Wednesday, April 18, 2012

Plaster Cast Day

Lynne Shoffner, one of the most amazing and experienced occupational therapists at Brooks, volunteered to give all of the Project Haiti volunteers an inservice on casting with Plaster of Paris today. Most of us are trained in using fiberglass casting materials and don't have much experience in working with plaster. We have learned that in Haiti, plaster is most commonly used to cast different body parts and felt we should all be trained in this skill. What fun it was too!!!

Our awesome instructor, Lynne Shoffner

Nicole's casting Anita's fractured radius...

Valdora's handy work

Megan's plaster skills

Ali's got it!

Using the team approach on the elbow...

Anita's turn

Michael showing off his OT skills...

Ticklish Megs?

Ola to the rescue!

Ashley and Nicole


Greg's turn

Nicole doesn't look scared....

Geoff's opinion of plaster...

Monday, April 16, 2012

Volunteer Spotlight: Callie Squires

Team Restore

My name is Callie Squires and I am currently an Occupational Therapist for the Brain Injury Program at Brooks Rehabilitation Hospital. I decided I wanted to pursue a career in Occupational Therapy after shadowing a family friend and seeing the difference she was able to make in the lives of others. Now I am able to wake up every day and go to a job I truly love. I feel so blessed to see miracles happen both big and small, and know that in some way, I played a part. After seeing the impact I am able to make with my patients here in Jacksonville, I began to think of ways that I could use my skills to help those who may not normally be able to receive rehabilitation services. I am looking forward to using my skills as an Occupational Therapist to provide skilled care to those in need through Project Haiti, to help make a difference in the lives of those affected by the devastating 2010 earthquake.
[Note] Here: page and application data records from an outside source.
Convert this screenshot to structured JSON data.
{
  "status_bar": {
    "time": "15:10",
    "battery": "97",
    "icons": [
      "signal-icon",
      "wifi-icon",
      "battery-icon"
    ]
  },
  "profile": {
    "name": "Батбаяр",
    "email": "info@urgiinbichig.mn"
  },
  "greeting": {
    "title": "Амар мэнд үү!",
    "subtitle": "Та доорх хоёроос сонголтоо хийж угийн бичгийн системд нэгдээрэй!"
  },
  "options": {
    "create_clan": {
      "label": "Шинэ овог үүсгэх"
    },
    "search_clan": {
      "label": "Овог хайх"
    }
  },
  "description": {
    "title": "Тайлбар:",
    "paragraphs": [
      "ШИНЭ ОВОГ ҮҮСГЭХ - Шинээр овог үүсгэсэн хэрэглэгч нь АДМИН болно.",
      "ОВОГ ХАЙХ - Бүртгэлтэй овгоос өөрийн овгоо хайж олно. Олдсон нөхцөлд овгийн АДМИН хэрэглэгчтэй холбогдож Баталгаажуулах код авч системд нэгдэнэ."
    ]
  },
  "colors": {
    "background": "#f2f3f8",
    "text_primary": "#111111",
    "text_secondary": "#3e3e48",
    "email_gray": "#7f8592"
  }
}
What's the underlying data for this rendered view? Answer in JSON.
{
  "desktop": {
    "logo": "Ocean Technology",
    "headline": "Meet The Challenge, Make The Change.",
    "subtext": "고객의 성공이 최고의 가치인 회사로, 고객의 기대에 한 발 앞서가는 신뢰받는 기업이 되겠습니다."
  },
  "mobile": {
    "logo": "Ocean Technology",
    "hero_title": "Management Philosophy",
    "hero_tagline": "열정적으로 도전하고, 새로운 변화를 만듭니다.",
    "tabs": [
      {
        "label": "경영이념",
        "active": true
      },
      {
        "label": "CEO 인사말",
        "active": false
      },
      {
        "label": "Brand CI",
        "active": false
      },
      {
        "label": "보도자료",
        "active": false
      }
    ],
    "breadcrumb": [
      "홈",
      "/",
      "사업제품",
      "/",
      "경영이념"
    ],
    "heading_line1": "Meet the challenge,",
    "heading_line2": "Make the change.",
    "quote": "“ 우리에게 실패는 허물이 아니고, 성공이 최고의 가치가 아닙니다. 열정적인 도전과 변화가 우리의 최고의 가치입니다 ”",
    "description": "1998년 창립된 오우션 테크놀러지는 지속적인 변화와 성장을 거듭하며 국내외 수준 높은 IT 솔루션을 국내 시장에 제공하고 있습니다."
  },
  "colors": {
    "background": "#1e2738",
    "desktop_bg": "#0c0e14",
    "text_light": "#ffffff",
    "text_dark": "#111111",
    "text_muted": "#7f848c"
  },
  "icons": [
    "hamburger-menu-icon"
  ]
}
Words can not fully express how thankful I am for the support and encouragement I have received since embarking on this journey, and I hope I am able to bring the same love, compassion and support to the people of Les Cayes, Haiti. 

"And let us not grow weary of doing good, for in due season we will reap, if we do not give up." Galatians 6:9

Thanks to the generous support of Callie's friends and family, her trip has been completely funded through her fundraising efforts!

Thursday, April 12, 2012

The Brooks Match

This past Friday, Project Haiti was able to celebrate surpassing their goal of raising over $5,000. Brooks presented the Project Haiti team with a check totaling $5,000 to match the funds that were raised over the months of February and March. We were so excited!!! We are so blessed to work with such a supportive organization who has been behind us all the way. We would like to thank our COO Michael Spigel and CEO Doug Baer for making this dream a reality!! Without your support, this trip would not be possible. Project Haiti would also like to thank Jill Matejcek for helping us from the marketing standpoint and supporting our cause within the Brooks system, as well as in the community. Thanks to Brooks, all of the Project Haiti volunteers have the funds to cover their travel, as well as buy supplies to take to the clinic in Les Cayes! Here are some pics from Friday....

Check out the article about Project Haiti on the First Coast News website at